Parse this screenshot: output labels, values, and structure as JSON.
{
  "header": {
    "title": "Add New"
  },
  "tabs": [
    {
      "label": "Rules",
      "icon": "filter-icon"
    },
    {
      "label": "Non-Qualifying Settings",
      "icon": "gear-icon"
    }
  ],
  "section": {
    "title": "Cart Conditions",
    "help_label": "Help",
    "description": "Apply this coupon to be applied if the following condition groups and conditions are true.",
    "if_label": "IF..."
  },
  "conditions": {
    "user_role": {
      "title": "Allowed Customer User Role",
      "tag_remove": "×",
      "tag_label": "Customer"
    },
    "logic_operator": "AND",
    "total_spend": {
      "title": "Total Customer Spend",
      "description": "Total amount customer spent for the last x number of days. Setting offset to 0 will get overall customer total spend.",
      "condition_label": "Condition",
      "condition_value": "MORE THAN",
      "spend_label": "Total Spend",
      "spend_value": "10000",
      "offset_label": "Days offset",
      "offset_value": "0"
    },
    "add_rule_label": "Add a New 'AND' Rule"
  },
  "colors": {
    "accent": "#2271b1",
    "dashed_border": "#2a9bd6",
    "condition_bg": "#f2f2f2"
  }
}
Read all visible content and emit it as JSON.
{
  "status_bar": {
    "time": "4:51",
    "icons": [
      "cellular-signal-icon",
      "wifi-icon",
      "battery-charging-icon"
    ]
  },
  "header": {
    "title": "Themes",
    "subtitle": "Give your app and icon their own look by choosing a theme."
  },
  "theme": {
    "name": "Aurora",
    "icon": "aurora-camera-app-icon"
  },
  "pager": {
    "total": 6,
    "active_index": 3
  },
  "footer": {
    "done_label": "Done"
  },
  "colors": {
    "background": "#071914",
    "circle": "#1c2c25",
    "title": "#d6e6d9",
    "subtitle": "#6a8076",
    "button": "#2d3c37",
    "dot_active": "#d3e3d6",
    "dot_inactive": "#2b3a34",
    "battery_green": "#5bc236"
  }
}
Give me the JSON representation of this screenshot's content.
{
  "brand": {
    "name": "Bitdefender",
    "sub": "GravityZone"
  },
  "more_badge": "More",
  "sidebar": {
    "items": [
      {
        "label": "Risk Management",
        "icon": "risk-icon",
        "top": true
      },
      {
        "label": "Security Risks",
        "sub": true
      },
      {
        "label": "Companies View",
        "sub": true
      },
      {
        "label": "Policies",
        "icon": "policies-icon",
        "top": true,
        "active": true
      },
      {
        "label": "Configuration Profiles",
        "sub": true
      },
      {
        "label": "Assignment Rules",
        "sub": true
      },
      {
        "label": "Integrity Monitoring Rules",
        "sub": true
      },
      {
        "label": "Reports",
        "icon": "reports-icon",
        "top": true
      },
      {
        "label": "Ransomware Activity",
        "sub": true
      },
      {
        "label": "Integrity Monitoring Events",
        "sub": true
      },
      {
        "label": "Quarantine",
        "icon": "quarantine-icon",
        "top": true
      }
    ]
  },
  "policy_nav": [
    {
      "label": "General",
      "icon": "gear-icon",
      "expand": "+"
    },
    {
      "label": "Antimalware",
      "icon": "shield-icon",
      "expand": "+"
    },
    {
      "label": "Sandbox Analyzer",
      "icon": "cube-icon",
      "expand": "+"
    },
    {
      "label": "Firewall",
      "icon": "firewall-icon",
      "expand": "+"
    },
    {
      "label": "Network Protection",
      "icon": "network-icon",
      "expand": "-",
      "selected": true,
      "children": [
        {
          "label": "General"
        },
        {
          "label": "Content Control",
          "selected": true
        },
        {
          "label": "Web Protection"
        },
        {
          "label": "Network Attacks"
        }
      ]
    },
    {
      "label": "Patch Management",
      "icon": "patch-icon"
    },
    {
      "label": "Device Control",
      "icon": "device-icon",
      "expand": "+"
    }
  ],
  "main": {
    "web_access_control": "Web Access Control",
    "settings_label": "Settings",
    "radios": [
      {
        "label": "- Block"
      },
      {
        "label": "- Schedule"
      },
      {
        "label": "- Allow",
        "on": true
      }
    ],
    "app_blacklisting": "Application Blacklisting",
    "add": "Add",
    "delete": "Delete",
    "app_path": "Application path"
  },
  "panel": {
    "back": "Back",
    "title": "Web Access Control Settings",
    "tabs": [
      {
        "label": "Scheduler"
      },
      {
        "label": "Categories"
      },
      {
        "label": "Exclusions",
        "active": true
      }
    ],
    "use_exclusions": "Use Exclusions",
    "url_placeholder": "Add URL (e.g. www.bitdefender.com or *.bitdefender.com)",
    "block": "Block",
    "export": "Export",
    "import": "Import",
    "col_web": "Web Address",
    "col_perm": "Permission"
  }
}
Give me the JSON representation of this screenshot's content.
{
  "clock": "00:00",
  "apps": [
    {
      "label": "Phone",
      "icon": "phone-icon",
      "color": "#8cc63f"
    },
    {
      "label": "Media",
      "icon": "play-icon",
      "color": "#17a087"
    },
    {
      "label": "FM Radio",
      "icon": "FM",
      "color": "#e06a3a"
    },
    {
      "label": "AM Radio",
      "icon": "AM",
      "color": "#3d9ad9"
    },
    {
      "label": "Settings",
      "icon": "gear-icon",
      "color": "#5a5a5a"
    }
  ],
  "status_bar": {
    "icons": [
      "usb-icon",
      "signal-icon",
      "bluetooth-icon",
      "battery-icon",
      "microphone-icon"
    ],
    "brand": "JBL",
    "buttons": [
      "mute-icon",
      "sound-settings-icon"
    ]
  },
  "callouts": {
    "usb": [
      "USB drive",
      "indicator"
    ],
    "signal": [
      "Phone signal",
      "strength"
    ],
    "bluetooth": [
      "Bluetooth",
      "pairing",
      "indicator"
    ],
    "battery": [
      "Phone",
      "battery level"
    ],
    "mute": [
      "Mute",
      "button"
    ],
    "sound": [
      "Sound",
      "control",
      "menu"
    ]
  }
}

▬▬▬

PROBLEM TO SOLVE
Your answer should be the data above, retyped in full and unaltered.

RESPONSE TO THIS EXERCISE
Parse this screenshot: output labels, values, and structure as JSON.
{
  "header": {
    "title": "Add New"
  },
  "tabs": [
    {
      "label": "Rules",
      "icon": "filter-icon"
    },
    {
      "label": "Non-Qualifying Settings",
      "icon": "gear-icon"
    }
  ],
  "section": {
    "title": "Cart Conditions",
    "help_label": "Help",
    "description": "Apply this coupon to be applied if the following condition groups and conditions are true.",
    "if_label": "IF..."
  },
  "conditions": {
    "user_role": {
      "title": "Allowed Customer User Role",
      "tag_remove": "×",
      "tag_label": "Customer"
    },
    "logic_operator": "AND",
    "total_spend": {
      "title": "Total Customer Spend",
      "description": "Total amount customer spent for the last x number of days. Setting offset to 0 will get overall customer total spend.",
      "condition_label": "Condition",
      "condition_value": "MORE THAN",
      "spend_label": "Total Spend",
      "spend_value": "10000",
      "offset_label": "Days offset",
      "offset_value": "0"
    },
    "add_rule_label": "Add a New 'AND' Rule"
  },
  "colors": {
    "accent": "#2271b1",
    "dashed_border": "#2a9bd6",
    "condition_bg": "#f2f2f2"
  }
}
Read all visible content and emit it as JSON.
{
  "status_bar": {
    "time": "4:51",
    "icons": [
      "cellular-signal-icon",
      "wifi-icon",
      "battery-charging-icon"
    ]
  },
  "header": {
    "title": "Themes",
    "subtitle": "Give your app and icon their own look by choosing a theme."
  },
  "theme": {
    "name": "Aurora",
    "icon": "aurora-camera-app-icon"
  },
  "pager": {
    "total": 6,
    "active_index": 3
  },
  "footer": {
    "done_label": "Done"
  },
  "colors": {
    "background": "#071914",
    "circle": "#1c2c25",
    "title": "#d6e6d9",
    "subtitle": "#6a8076",
    "button": "#2d3c37",
    "dot_active": "#d3e3d6",
    "dot_inactive": "#2b3a34",
    "battery_green": "#5bc236"
  }
}
Give me the JSON representation of this screenshot's content.
{
  "brand": {
    "name": "Bitdefender",
    "sub": "GravityZone"
  },
  "more_badge": "More",
  "sidebar": {
    "items": [
      {
        "label": "Risk Management",
        "icon": "risk-icon",
        "top": true
      },
      {
        "label": "Security Risks",
        "sub": true
      },
      {
        "label": "Companies View",
        "sub": true
      },
      {
        "label": "Policies",
        "icon": "policies-icon",
        "top": true,
        "active": true
      },
      {
        "label": "Configuration Profiles",
        "sub": true
      },
      {
        "label": "Assignment Rules",
        "sub": true
      },
      {
        "label": "Integrity Monitoring Rules",
        "sub": true
      },
      {
        "label": "Reports",
        "icon": "reports-icon",
        "top": true
      },
      {
        "label": "Ransomware Activity",
        "sub": true
      },
      {
        "label": "Integrity Monitoring Events",
        "sub": true
      },
      {
        "label": "Quarantine",
        "icon": "quarantine-icon",
        "top": true
      }
    ]
  },
  "policy_nav": [
    {
      "label": "General",
      "icon": "gear-icon",
      "expand": "+"
    },
    {
      "label": "Antimalware",
      "icon": "shield-icon",
      "expand": "+"
    },
    {
      "label": "Sandbox Analyzer",
      "icon": "cube-icon",
      "expand": "+"
    },
    {
      "label": "Firewall",
      "icon": "firewall-icon",
      "expand": "+"
    },
    {
      "label": "Network Protection",
      "icon": "network-icon",
      "expand": "-",
      "selected": true,
      "children": [
        {
          "label": "General"
        },
        {
          "label": "Content Control",
          "selected": true
        },
        {
          "label": "Web Protection"
        },
        {
          "label": "Network Attacks"
        }
      ]
    },
    {
      "label": "Patch Management",
      "icon": "patch-icon"
    },
    {
      "label": "Device Control",
      "icon": "device-icon",
      "expand": "+"
    }
  ],
  "main": {
    "web_access_control": "Web Access Control",
    "settings_label": "Settings",
    "radios": [
      {
        "label": "- Block"
      },
      {
        "label": "- Schedule"
      },
      {
        "label": "- Allow",
        "on": true
      }
    ],
    "app_blacklisting": "Application Blacklisting",
    "add": "Add",
    "delete": "Delete",
    "app_path": "Application path"
  },
  "panel": {
    "back": "Back",
    "title": "Web Access Control Settings",
    "tabs": [
      {
        "label": "Scheduler"
      },
      {
        "label": "Categories"
      },
      {
        "label": "Exclusions",
        "active": true
      }
    ],
    "use_exclusions": "Use Exclusions",
    "url_placeholder": "Add URL (e.g. www.bitdefender.com or *.bitdefender.com)",
    "block": "Block",
    "export": "Export",
    "import": "Import",
    "col_web": "Web Address",
    "col_perm": "Permission"
  }
}
Give me the JSON representation of this screenshot's content.
{
  "clock": "00:00",
  "apps": [
    {
      "label": "Phone",
      "icon": "phone-icon",
      "color": "#8cc63f"
    },
    {
      "label": "Media",
      "icon": "play-icon",
      "color": "#17a087"
    },
    {
      "label": "FM Radio",
      "icon": "FM",
      "color": "#e06a3a"
    },
    {
      "label": "AM Radio",
      "icon": "AM",
      "color": "#3d9ad9"
    },
    {
      "label": "Settings",
      "icon": "gear-icon",
      "color": "#5a5a5a"
    }
  ],
  "status_bar": {
    "icons": [
      "usb-icon",
      "signal-icon",
      "bluetooth-icon",
      "battery-icon",
      "microphone-icon"
    ],
    "brand": "JBL",
    "buttons": [
      "mute-icon",
      "sound-settings-icon"
    ]
  },
  "callouts": {
    "usb": [
      "USB drive",
      "indicator"
    ],
    "signal": [
      "Phone signal",
      "strength"
    ],
    "bluetooth": [
      "Bluetooth",
      "pairing",
      "indicator"
    ],
    "battery": [
      "Phone",
      "battery level"
    ],
    "mute": [
      "Mute",
      "button"
    ],
    "sound": [
      "Sound",
      "control",
      "menu"
    ]
  }
}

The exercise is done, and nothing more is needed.